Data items
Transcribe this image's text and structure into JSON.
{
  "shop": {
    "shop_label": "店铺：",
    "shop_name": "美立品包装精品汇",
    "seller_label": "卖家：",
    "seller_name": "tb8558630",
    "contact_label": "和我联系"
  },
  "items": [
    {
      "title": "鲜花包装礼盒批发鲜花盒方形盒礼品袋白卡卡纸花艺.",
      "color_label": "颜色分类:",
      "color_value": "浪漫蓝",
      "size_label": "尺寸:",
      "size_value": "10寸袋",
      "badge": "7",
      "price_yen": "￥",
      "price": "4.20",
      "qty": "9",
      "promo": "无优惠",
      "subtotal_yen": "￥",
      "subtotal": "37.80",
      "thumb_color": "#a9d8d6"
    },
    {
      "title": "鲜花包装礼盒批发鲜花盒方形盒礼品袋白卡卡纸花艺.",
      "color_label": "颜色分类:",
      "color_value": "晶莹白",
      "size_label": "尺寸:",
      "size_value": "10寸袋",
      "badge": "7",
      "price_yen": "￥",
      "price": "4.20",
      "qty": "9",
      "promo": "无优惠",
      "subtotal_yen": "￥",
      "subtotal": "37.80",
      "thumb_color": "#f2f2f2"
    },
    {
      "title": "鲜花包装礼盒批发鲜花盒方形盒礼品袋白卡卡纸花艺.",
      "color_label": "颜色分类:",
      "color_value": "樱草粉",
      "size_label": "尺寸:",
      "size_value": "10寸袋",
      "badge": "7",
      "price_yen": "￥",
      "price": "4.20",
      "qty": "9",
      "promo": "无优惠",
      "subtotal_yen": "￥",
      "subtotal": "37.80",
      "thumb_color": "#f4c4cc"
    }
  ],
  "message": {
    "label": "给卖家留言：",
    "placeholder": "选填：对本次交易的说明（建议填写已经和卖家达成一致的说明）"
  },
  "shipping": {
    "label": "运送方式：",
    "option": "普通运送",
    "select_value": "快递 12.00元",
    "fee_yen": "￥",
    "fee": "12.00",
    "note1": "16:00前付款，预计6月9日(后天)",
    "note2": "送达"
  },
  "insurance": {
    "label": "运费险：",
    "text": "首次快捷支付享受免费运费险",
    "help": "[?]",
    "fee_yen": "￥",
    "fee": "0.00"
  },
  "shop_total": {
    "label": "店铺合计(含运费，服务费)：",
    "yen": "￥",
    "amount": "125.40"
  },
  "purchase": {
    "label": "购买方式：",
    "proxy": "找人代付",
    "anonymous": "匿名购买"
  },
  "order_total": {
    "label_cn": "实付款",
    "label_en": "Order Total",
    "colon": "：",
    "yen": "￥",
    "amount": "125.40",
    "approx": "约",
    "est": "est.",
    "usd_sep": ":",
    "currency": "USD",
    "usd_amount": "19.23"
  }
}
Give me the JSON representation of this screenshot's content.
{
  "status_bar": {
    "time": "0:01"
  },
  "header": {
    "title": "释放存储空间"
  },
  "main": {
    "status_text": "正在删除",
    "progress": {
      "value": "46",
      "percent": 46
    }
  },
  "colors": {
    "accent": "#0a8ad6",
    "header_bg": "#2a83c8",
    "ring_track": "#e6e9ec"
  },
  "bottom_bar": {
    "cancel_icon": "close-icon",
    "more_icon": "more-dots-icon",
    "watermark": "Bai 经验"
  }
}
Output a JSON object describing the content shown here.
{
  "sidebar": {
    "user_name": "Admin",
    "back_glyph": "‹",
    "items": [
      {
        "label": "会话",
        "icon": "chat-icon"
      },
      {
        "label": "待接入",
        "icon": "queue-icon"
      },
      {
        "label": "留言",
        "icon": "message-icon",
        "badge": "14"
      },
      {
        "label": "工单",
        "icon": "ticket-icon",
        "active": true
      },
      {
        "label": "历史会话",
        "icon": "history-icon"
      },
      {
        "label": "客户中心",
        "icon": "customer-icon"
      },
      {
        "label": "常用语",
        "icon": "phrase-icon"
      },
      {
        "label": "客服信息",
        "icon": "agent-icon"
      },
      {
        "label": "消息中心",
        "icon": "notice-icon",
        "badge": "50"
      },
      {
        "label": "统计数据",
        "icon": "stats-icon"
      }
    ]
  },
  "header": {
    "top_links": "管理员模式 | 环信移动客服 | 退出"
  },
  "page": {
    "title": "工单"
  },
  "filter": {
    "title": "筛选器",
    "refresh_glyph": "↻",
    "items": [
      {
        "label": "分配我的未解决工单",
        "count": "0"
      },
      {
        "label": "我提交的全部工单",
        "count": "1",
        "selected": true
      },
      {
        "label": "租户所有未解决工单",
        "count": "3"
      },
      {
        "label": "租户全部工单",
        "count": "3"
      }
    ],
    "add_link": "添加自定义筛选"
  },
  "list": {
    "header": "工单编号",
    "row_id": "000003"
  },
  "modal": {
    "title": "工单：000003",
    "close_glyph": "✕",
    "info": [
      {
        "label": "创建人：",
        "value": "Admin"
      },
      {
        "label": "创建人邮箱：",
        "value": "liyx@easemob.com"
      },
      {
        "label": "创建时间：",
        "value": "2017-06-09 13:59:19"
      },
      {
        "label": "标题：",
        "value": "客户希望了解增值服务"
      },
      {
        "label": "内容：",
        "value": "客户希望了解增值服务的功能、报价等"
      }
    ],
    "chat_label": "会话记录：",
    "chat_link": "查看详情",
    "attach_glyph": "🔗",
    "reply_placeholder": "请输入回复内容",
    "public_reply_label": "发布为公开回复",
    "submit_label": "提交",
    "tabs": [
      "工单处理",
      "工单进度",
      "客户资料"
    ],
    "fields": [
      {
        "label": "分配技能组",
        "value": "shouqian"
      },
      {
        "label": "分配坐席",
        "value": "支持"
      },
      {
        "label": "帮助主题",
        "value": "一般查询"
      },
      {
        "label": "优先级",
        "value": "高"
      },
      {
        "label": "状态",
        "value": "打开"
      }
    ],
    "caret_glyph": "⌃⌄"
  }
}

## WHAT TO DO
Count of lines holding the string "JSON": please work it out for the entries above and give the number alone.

## EXERCISE ANSWER
3